Data listing START

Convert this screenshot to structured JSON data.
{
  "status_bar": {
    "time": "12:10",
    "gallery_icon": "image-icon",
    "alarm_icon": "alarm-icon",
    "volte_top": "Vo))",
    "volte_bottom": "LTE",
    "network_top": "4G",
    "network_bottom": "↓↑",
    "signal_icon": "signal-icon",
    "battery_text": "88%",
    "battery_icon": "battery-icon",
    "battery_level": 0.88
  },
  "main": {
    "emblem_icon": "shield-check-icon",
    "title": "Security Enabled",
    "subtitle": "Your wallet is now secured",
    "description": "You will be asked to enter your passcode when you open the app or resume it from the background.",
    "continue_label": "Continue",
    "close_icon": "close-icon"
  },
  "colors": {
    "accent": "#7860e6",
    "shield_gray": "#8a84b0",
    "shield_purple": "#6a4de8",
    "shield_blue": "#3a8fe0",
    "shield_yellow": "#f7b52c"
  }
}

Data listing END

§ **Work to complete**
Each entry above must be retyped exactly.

§ **Result below**
Convert this screenshot to structured JSON data.
{
  "status_bar": {
    "time": "12:10",
    "gallery_icon": "image-icon",
    "alarm_icon": "alarm-icon",
    "volte_top": "Vo))",
    "volte_bottom": "LTE",
    "network_top": "4G",
    "network_bottom": "↓↑",
    "signal_icon": "signal-icon",
    "battery_text": "88%",
    "battery_icon": "battery-icon",
    "battery_level": 0.88
  },
  "main": {
    "emblem_icon": "shield-check-icon",
    "title": "Security Enabled",
    "subtitle": "Your wallet is now secured",
    "description": "You will be asked to enter your passcode when you open the app or resume it from the background.",
    "continue_label": "Continue",
    "close_icon": "close-icon"
  },
  "colors": {
    "accent": "#7860e6",
    "shield_gray": "#8a84b0",
    "shield_purple": "#6a4de8",
    "shield_blue": "#3a8fe0",
    "shield_yellow": "#f7b52c"
  }
}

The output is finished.